___ Records provided

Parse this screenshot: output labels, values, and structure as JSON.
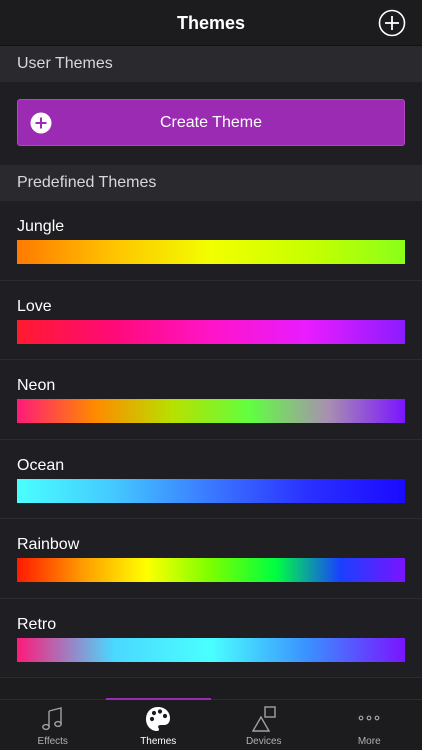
{
  "header": {
    "title": "Themes",
    "add_icon": "plus-circle-icon"
  },
  "sections": {
    "user": "User Themes",
    "predefined": "Predefined Themes"
  },
  "create_button": {
    "label": "Create Theme",
    "icon": "plus-circle-icon",
    "color": "#9b2bb2"
  },
  "themes": [
    {
      "name": "Jungle",
      "colors": [
        "#ff7a00",
        "#ffc400",
        "#f2ff00",
        "#c8ff00",
        "#8aff1a"
      ]
    },
    {
      "name": "Love",
      "colors": [
        "#ff1a2e",
        "#ff0a78",
        "#ff14c8",
        "#e81cff",
        "#8a1cff"
      ]
    },
    {
      "name": "Neon",
      "colors": [
        "#ff1a7a",
        "#ff8a00",
        "#b8e000",
        "#60ff40",
        "#a890b0",
        "#7a14ff"
      ]
    },
    {
      "name": "Ocean",
      "colors": [
        "#4affff",
        "#44c8ff",
        "#3a78ff",
        "#2a30ff",
        "#1a0aff"
      ]
    },
    {
      "name": "Rainbow",
      "colors": [
        "#ff1a00",
        "#ff9a00",
        "#ffff00",
        "#7aff00",
        "#00ff40",
        "#1a40ff",
        "#7a14ff"
      ]
    },
    {
      "name": "Retro",
      "colors": [
        "#ff1a7a",
        "#4ad8ff",
        "#4affff",
        "#3a90ff",
        "#7a14ff"
      ]
    }
  ],
  "tabs": [
    {
      "label": "Effects",
      "icon": "music-note-icon",
      "active": false
    },
    {
      "label": "Themes",
      "icon": "palette-icon",
      "active": true
    },
    {
      "label": "Devices",
      "icon": "shapes-icon",
      "active": false
    },
    {
      "label": "More",
      "icon": "more-dots-icon",
      "active": false
    }
  ],
  "colors": {
    "accent": "#9b2bb2",
    "background": "#1c1c1f",
    "row": "#1f1f23",
    "section": "#2a2a2e"
  }
}
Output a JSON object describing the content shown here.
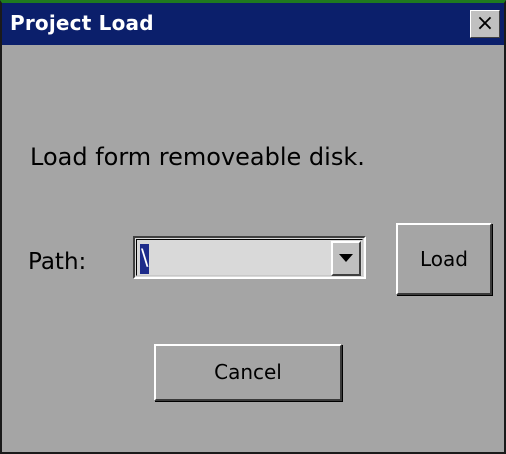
{
  "window": {
    "title": "Project Load",
    "close_glyph": "×",
    "colors": {
      "titlebar": "#0b1f6b",
      "body": "#a5a5a5",
      "selection": "#1d2b8a"
    }
  },
  "dialog": {
    "message": "Load form removeable disk.",
    "path_label": "Path:",
    "path_value": "\\",
    "dropdown_icon": "triangle-down-icon",
    "load_label": "Load",
    "cancel_label": "Cancel"
  }
}
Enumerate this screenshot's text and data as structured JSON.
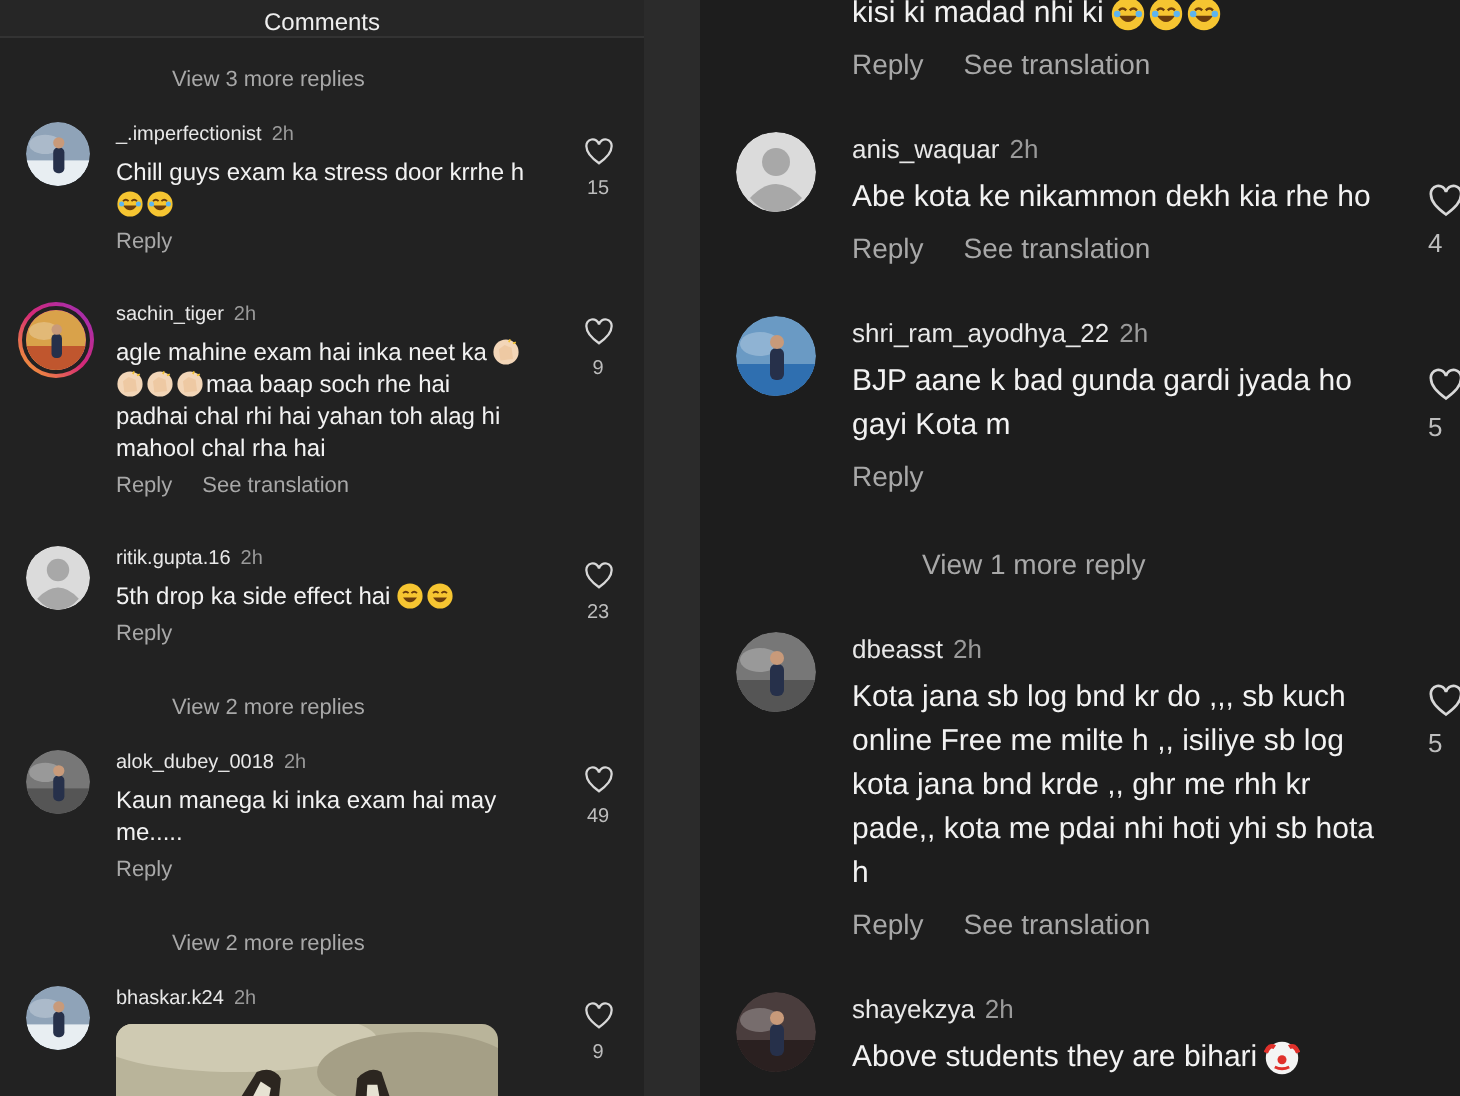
{
  "panels": [
    {
      "header": "Comments",
      "items": [
        {
          "kind": "more",
          "text": "View 3 more replies"
        },
        {
          "kind": "comment",
          "username": "_.imperfectionist",
          "time": "2h",
          "avatar": {
            "kind": "picture"
          },
          "story": false,
          "body": [
            {
              "kind": "text",
              "text": "Chill guys exam ka stress door krrhe h"
            },
            {
              "kind": "laugh_emoji"
            },
            {
              "kind": "laugh_emoji"
            }
          ],
          "actions": [
            "Reply"
          ],
          "likes": "15"
        },
        {
          "kind": "comment",
          "username": "sachin_tiger",
          "time": "2h",
          "avatar": {
            "kind": "picture"
          },
          "story": true,
          "body": [
            {
              "kind": "text",
              "text": "agle mahine exam hai inka neet ka"
            },
            {
              "kind": "clap_emoji"
            },
            {
              "kind": "clap_emoji"
            },
            {
              "kind": "clap_emoji"
            },
            {
              "kind": "clap_emoji"
            },
            {
              "kind": "text",
              "text": "maa baap soch rhe hai"
            },
            {
              "kind": "text",
              "text": "padhai chal rhi hai yahan toh alag hi mahool chal rha hai"
            }
          ],
          "actions": [
            "Reply",
            "See translation"
          ],
          "likes": "9"
        },
        {
          "kind": "comment",
          "username": "ritik.gupta.16",
          "time": "2h",
          "avatar": {
            "kind": "default"
          },
          "story": false,
          "body": [
            {
              "kind": "text",
              "text": "5th drop ka side effect hai"
            },
            {
              "kind": "sleepy_emoji"
            },
            {
              "kind": "grin_emoji"
            }
          ],
          "actions": [
            "Reply"
          ],
          "likes": "23"
        },
        {
          "kind": "more",
          "text": "View 2 more replies"
        },
        {
          "kind": "comment",
          "username": "alok_dubey_0018",
          "time": "2h",
          "avatar": {
            "kind": "picture"
          },
          "story": false,
          "body": [
            {
              "kind": "text",
              "text": "Kaun manega ki inka exam hai may me....."
            }
          ],
          "actions": [
            "Reply"
          ],
          "likes": "49"
        },
        {
          "kind": "more",
          "text": "View 2 more replies"
        },
        {
          "kind": "comment",
          "username": "bhaskar.k24",
          "time": "2h",
          "avatar": {
            "kind": "picture"
          },
          "story": false,
          "attachment": {
            "kind": "picture"
          },
          "likes": "9"
        }
      ]
    },
    {
      "items": [
        {
          "kind": "comment",
          "body": [
            {
              "kind": "text",
              "text": "kisi ki madad nhi ki"
            },
            {
              "kind": "laugh_emoji"
            },
            {
              "kind": "laugh_emoji"
            },
            {
              "kind": "laugh_emoji"
            }
          ],
          "actions": [
            "Reply",
            "See translation"
          ]
        },
        {
          "kind": "comment",
          "username": "anis_waquar",
          "time": "2h",
          "avatar": {
            "kind": "default"
          },
          "story": false,
          "body": [
            {
              "kind": "text",
              "text": "Abe kota ke nikammon dekh kia rhe ho"
            }
          ],
          "actions": [
            "Reply",
            "See translation"
          ],
          "likes": "4"
        },
        {
          "kind": "comment",
          "username": "shri_ram_ayodhya_22",
          "time": "2h",
          "avatar": {
            "kind": "picture"
          },
          "story": false,
          "body": [
            {
              "kind": "text",
              "text": "BJP aane k bad gunda gardi jyada ho gayi Kota m"
            }
          ],
          "actions": [
            "Reply"
          ],
          "likes": "5"
        },
        {
          "kind": "more",
          "text": "View 1 more reply"
        },
        {
          "kind": "comment",
          "username": "dbeasst",
          "time": "2h",
          "avatar": {
            "kind": "picture"
          },
          "story": false,
          "body": [
            {
              "kind": "text",
              "text": "Kota jana sb log bnd kr do ,,, sb kuch online Free me milte h ,, isiliye sb log kota jana bnd krde ,, ghr me rhh kr pade,, kota me pdai nhi hoti yhi sb hota h"
            }
          ],
          "actions": [
            "Reply",
            "See translation"
          ],
          "likes": "5"
        },
        {
          "kind": "comment",
          "username": "shayekzya",
          "time": "2h",
          "avatar": {
            "kind": "picture"
          },
          "story": false,
          "body": [
            {
              "kind": "text",
              "text": "Above students they are bihari"
            },
            {
              "kind": "clown_emoji"
            }
          ]
        }
      ]
    }
  ]
}
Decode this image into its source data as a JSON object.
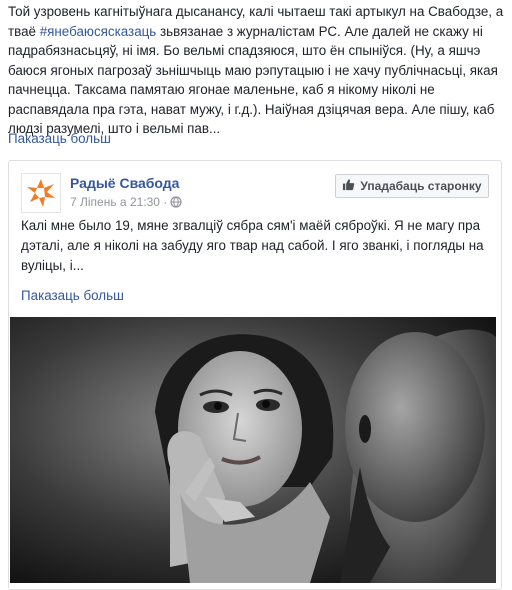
{
  "post": {
    "text_before": "Той узровень кагнітыўнага дысанансу, калі чытаеш такі артыкул на Свабодзе, а тваё ",
    "hashtag": "#янебаюсясказаць",
    "text_after": " зьвязанае з журналістам РС. Але далей не скажу ні падрабязнасьцяў, ні імя. Бо вельмі спадзяюся, што ён спыніўся. (Ну, а яшчэ баюся ягоных пагрозаў зьнішчыць маю рэпутацыю і не хачу публічнасьці, якая пачнецца. Таксама памятаю ягонае маленьне, каб я нікому ніколі не распавядала пра гэта, нават мужу, і г.д.). Наіўная дзіцячая вера. Але пішу, каб людзі разумелі, што і вельмі пав...",
    "see_more": "Паказаць больш"
  },
  "shared_post": {
    "page_name": "Радыё Свабода",
    "date": "7 Ліпень а 21:30 ·",
    "like_page_label": "Упадабаць старонку",
    "text": "Калі мне было 19, мяне згвалціў сябра сям'і маёй сяброўкі. Я не магу пра дэталі, але я ніколі на забуду яго твар над сабой. І яго званкі, і погляды на вуліцы, і...",
    "see_more": "Паказаць больш"
  },
  "colors": {
    "link": "#365899",
    "logo_orange": "#f47b20",
    "text": "#1d2129",
    "meta": "#90949c"
  },
  "icons": [
    "radio-svaboda-logo-icon",
    "globe-icon",
    "thumbs-up-icon"
  ]
}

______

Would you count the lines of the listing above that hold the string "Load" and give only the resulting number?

3